Jordan Spieth, one shot out of the lead through seven holes, had four bogeys on the back nine and shot 71 to tie for 12th. Jimmy Walker, a three-time winner this season, closed with a 73 and tied for 20th.
"My first win since the Masters," Watson said. "You never know when your last win is going to be. My last win could have been the Masters, which would have been a great way to go out. But winning here at Northern Trust is nice. I never felt down that I haven't won yet, but just kept plugging along. And somehow, it fell in my lap today."
Women's Australian Open
At Melbourne, Australia, Australia's Karrie Webb won the Women's Australian Open for the record fifth time, shooting a 4-under 68 to beat South Africa's Chella Choi by a stroke.
Webb birdied the 18th hole, then watched as Choi, who shot a course-record 62 on Saturday, push her 10-foot putt wide at 18 to miss a chance for a playoff.
The 39-year-old Webb finished at 12-under 276 at Victoria Golf Club for her 40th LPGA Tour title. The Hall of Famer also won the event in 2000, 2002, 2007 and 2008.
She won a week after being disqualified from the Australian Ladies Masters for signing an incorrect scorecard after the second round.
Choi closed with a 74. Sixteen-year-old Lydia Ko had a 73 to tie for third at 10 under with Paula Creamer (68) and Karine Icher (71).
Ace Group Classic
At Naples, Fla., Kirk Triplett won the ACE Group Classic for his third Champions Tour title, holing a 6-foot par putt on the final hole for a one-stroke victory.
The 51-year-old Triplett shot a 6-under 66 to finish at 16-under 200 on TwinEagles' Talon Course. He won the 50-and-over tour's Pebble Beach event the last two years after winning three times on the PGA Tour.
Defending champion Bernhard Langer, Duffy Waldorf and Olin Browne tied for second. Playing in the final threesome, Triplett, Langer and Waldorf were tied for the lead with a hole to play.
On the par-4 18th, Waldorf drove into a bunker and wound up with a bogey for a 66. Langer's second shot sailed left, and his 12-footer for par curled around the cup for bogey and a 67.
Triplett's second shot from a divot landed about 25 feet from the pin. His birdie putt went past the hole and he made the 6-footer for the victory.
At Bogota, Colombia, Alex Cejka won the Web.com Tour's season-opening Colombia Championship, breaking the course record with an 8-under 63 in the completion of the third round before rain washed out play.
The 43-year-old Czech-born German played the final 16 holes of the third round Sunday morning at water-logged Bogota Country Club, birdieing four of the last five holes to reach 14-under 199.
Cejka was halfway through the final round when play was suspended and the round wiped out. At the time, he had a one-stroke lead over Andrew Putnam.
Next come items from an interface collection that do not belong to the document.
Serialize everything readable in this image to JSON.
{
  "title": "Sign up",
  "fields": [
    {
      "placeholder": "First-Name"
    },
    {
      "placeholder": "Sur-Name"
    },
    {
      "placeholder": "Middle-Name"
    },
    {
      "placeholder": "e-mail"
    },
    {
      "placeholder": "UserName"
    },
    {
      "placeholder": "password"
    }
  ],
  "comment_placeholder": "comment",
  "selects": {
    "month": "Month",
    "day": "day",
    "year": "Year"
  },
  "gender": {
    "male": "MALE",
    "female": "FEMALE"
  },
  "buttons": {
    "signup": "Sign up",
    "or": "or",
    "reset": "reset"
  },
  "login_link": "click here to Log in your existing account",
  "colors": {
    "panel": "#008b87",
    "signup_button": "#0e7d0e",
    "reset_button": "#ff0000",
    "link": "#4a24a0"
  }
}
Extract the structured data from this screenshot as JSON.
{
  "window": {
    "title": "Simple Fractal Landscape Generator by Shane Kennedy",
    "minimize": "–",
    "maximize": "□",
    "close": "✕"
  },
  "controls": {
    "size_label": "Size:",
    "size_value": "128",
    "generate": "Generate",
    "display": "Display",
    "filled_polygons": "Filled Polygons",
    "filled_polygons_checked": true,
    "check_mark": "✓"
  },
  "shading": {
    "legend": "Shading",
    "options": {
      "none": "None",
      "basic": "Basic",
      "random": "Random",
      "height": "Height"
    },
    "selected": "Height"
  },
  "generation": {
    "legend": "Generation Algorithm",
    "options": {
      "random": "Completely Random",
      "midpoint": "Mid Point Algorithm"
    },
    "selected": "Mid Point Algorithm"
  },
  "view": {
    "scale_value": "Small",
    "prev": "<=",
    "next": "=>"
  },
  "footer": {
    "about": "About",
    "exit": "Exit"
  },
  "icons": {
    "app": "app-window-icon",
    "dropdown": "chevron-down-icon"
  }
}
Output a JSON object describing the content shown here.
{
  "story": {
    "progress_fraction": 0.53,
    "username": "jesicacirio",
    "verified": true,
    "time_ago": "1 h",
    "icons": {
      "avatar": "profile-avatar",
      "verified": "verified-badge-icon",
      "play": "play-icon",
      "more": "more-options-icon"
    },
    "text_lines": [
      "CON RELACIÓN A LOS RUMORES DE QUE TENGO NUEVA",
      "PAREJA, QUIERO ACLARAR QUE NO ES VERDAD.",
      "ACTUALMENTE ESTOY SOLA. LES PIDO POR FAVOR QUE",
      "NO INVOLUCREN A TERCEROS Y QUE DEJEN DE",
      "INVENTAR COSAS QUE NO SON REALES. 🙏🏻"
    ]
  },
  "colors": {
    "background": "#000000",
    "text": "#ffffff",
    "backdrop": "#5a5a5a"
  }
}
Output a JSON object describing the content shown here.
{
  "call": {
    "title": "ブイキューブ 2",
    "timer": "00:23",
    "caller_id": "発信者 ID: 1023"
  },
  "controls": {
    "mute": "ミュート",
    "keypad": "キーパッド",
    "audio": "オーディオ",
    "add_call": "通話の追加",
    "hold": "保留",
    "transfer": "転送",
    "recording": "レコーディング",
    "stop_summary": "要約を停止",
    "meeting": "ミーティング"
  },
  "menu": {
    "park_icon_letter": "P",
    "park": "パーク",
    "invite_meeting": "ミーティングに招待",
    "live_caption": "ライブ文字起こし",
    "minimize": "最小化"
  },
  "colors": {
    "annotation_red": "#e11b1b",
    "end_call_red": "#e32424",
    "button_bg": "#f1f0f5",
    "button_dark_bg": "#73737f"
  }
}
Putnam ended up three strokes back after a third-round 68. Mexico's Carlos Ortiz was third at 10 under after a 67, and Bill Lunde followed at 9 under after a 70.
At East London, South Africa, South Africa's Thomas Aiken won the Africa Open, beating England's Oliver Fisher with a 30-foot birdie putt on the first hole of a playoff.
Aiken finished with a 5-under 67 to match Fisher (69) at 24-under 264. Aiken won his third European Tour title and gave South Africa its 36th victory in 58 tour events in the country.
American John Hahn (68) and England's David Horsey (65) tied for third, a stroke back.